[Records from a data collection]
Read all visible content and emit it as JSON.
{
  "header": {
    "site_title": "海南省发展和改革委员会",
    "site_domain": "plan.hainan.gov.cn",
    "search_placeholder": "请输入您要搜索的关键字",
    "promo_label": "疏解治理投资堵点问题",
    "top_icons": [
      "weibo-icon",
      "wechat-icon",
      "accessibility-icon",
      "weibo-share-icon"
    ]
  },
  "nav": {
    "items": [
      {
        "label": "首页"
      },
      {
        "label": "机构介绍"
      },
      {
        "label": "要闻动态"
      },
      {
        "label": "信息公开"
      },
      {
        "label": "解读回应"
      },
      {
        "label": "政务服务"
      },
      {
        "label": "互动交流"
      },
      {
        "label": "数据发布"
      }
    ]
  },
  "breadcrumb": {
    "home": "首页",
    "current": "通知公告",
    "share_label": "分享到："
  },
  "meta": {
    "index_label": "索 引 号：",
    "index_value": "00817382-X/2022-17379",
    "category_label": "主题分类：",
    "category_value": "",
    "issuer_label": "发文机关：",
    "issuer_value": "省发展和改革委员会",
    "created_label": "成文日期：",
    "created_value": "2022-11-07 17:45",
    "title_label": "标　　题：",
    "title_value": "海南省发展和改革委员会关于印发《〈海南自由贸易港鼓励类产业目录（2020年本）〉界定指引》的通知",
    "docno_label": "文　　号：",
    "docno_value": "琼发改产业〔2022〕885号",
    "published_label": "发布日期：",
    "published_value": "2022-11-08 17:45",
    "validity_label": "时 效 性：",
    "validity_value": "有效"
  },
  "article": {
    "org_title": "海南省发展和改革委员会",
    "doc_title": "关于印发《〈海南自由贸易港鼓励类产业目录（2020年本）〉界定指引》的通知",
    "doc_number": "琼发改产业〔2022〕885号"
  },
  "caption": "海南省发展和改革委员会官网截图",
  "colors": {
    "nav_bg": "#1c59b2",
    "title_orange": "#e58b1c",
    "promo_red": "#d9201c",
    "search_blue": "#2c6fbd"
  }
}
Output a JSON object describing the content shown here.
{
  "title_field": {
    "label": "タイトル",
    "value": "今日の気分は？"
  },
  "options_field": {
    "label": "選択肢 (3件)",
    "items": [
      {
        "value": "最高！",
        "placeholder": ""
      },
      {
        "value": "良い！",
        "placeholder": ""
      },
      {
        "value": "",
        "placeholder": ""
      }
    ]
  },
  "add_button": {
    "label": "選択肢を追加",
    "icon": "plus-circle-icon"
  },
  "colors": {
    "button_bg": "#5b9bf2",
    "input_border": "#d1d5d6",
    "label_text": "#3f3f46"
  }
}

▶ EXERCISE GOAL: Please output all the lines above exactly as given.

▶ WRITTEN SOLUTION:
Read all visible content and emit it as JSON.
{
  "header": {
    "site_title": "海南省发展和改革委员会",
    "site_domain": "plan.hainan.gov.cn",
    "search_placeholder": "请输入您要搜索的关键字",
    "promo_label": "疏解治理投资堵点问题",
    "top_icons": [
      "weibo-icon",
      "wechat-icon",
      "accessibility-icon",
      "weibo-share-icon"
    ]
  },
  "nav": {
    "items": [
      {
        "label": "首页"
      },
      {
        "label": "机构介绍"
      },
      {
        "label": "要闻动态"
      },
      {
        "label": "信息公开"
      },
      {
        "label": "解读回应"
      },
      {
        "label": "政务服务"
      },
      {
        "label": "互动交流"
      },
      {
        "label": "数据发布"
      }
    ]
  },
  "breadcrumb": {
    "home": "首页",
    "current": "通知公告",
    "share_label": "分享到："
  },
  "meta": {
    "index_label": "索 引 号：",
    "index_value": "00817382-X/2022-17379",
    "category_label": "主题分类：",
    "category_value": "",
    "issuer_label": "发文机关：",
    "issuer_value": "省发展和改革委员会",
    "created_label": "成文日期：",
    "created_value": "2022-11-07 17:45",
    "title_label": "标　　题：",
    "title_value": "海南省发展和改革委员会关于印发《〈海南自由贸易港鼓励类产业目录（2020年本）〉界定指引》的通知",
    "docno_label": "文　　号：",
    "docno_value": "琼发改产业〔2022〕885号",
    "published_label": "发布日期：",
    "published_value": "2022-11-08 17:45",
    "validity_label": "时 效 性：",
    "validity_value": "有效"
  },
  "article": {
    "org_title": "海南省发展和改革委员会",
    "doc_title": "关于印发《〈海南自由贸易港鼓励类产业目录（2020年本）〉界定指引》的通知",
    "doc_number": "琼发改产业〔2022〕885号"
  },
  "caption": "海南省发展和改革委员会官网截图",
  "colors": {
    "nav_bg": "#1c59b2",
    "title_orange": "#e58b1c",
    "promo_red": "#d9201c",
    "search_blue": "#2c6fbd"
  }
}
Output a JSON object describing the content shown here.
{
  "title_field": {
    "label": "タイトル",
    "value": "今日の気分は？"
  },
  "options_field": {
    "label": "選択肢 (3件)",
    "items": [
      {
        "value": "最高！",
        "placeholder": ""
      },
      {
        "value": "良い！",
        "placeholder": ""
      },
      {
        "value": "",
        "placeholder": ""
      }
    ]
  },
  "add_button": {
    "label": "選択肢を追加",
    "icon": "plus-circle-icon"
  },
  "colors": {
    "button_bg": "#5b9bf2",
    "input_border": "#d1d5d6",
    "label_text": "#3f3f46"
  }
}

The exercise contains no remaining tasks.